worry along for the ride

With all of swirling talk of resolutions and goals, I worry. My goals are set and vision board cut and pasted. With those critical first pieces done, now I worry some that my goals aren’t big enough or that they’re too big. I worry most that this year will be just like last year. I worry that if I don’t make some magical things happen this week- or today- that any chance of reaching my goals will evaporate. That an achingly slow start out of the gate will cause me to lose interest and motivation with every call not immediately returned, with every unretweeted tweet, and every mile that isn’t faster than the last. 

There is a certain amount of cooperation from the universe needed to pull this shit off. I need clients to do certain things, readers to respond in certain ways, colleagues to step up, and people I haven’t even met yet to appear. It’s a choreographed circus. All. About. Me. Right? You see, I don’t want to be disappointed. So if everyone could just show up and play their assigned part, that’d be just awesome. Thanks.

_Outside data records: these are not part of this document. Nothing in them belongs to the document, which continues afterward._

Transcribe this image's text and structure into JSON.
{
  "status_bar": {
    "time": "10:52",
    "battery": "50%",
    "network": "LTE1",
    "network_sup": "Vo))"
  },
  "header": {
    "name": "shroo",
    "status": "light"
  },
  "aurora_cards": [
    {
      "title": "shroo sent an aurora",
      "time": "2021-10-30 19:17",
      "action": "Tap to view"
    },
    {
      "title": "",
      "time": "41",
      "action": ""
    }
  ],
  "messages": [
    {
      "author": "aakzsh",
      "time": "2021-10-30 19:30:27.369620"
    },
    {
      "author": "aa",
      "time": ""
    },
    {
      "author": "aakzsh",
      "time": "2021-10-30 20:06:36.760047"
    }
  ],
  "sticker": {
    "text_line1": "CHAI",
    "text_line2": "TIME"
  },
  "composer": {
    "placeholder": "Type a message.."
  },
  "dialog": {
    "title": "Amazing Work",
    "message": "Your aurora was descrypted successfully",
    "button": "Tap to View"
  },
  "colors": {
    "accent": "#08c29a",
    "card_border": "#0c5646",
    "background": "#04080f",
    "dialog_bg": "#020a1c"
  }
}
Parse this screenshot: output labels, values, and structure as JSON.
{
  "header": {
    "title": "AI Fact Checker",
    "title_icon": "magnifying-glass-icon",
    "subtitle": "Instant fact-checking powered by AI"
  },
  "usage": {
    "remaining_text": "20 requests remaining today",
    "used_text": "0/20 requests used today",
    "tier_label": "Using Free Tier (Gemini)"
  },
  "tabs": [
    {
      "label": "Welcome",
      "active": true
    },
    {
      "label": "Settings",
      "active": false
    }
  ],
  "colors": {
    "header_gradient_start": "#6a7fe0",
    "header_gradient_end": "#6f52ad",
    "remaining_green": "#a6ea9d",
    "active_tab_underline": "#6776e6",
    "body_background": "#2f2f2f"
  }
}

Setting goals is energizing. It’s exciting. I enjoy suspending my skepticism for a couple of hours and allowing myself the time and space to dream. While goal-setting sparks a lot of positive feelings, two negative ones follow. Fear (that I can’t do the hard work needed to achieve them or won’t do it) and self-centeredness (me, me, me) are a part of the package.

Goal-setting dredges up old fears and gives my companion fears (those always hanging around) an invitation to speak. When I’m really reaching, I’m able to create some new ones to add to the collection. Goal-setting also amps up how much attention I’m paying to myself—to the exclusion of other people and events.

Both of these conditions suck mightily but can be managed. First, I have to acknowledge that they’re happening and second, take action that moves me towards the positive goal.
The acknowledging part is simply noticing and (not so simply) re-scripting the dialog in my head. Recognizing a fear is easy enough but it’s not a “check the box” kind of event. I often need to remind myself on a weekly—sometimes daily- basis that those thoughts that are telling me to slow down, stop, or turn around aren’t typically helpful warnings. They’re little fears popping up that need to be acknowledged then consciously ignored or stamped out.

The taking action part is where my plan comes in. One thing I know to be true about myself is that I can work a plan. When something is written down step-by-step, I got it. I might change the steps along the way but I have a plan. For this reason, creating a simple little plan to get me started on each of my goals is critical. Without it, I can give you the probability of success right now and it’d be zero.

A note on self-centeredness: I couldn’t talk myself of anyone out there out of being self-centered. It’s who we essentially are and, alas, is the point of setting personal goals to begin with. The issue is when we set a self-centered goal that cannot be achieved without another person’s action. These goals don’t serve you in any helpful way and typically are just a setup for disappointment. An example would be me setting a goal to increase my twitter following by 100 people. It’d be nice but there isn’t anything I can personally do to make people click “follow.” I can, however, write tweets that are amusing or helpful to me and believe they will be for other with similar interests. So the goal really is about writing fun tweets and letting go of how other people respond.

I hope you did or are planning to write down goals for 2016. I believe the process is absolutely critical—though not free from its own pitfalls of fear and self-centeredness. By paying attention to what’s going on in my head, I feel better able to do the hard work needed to bring this year’s set into reality.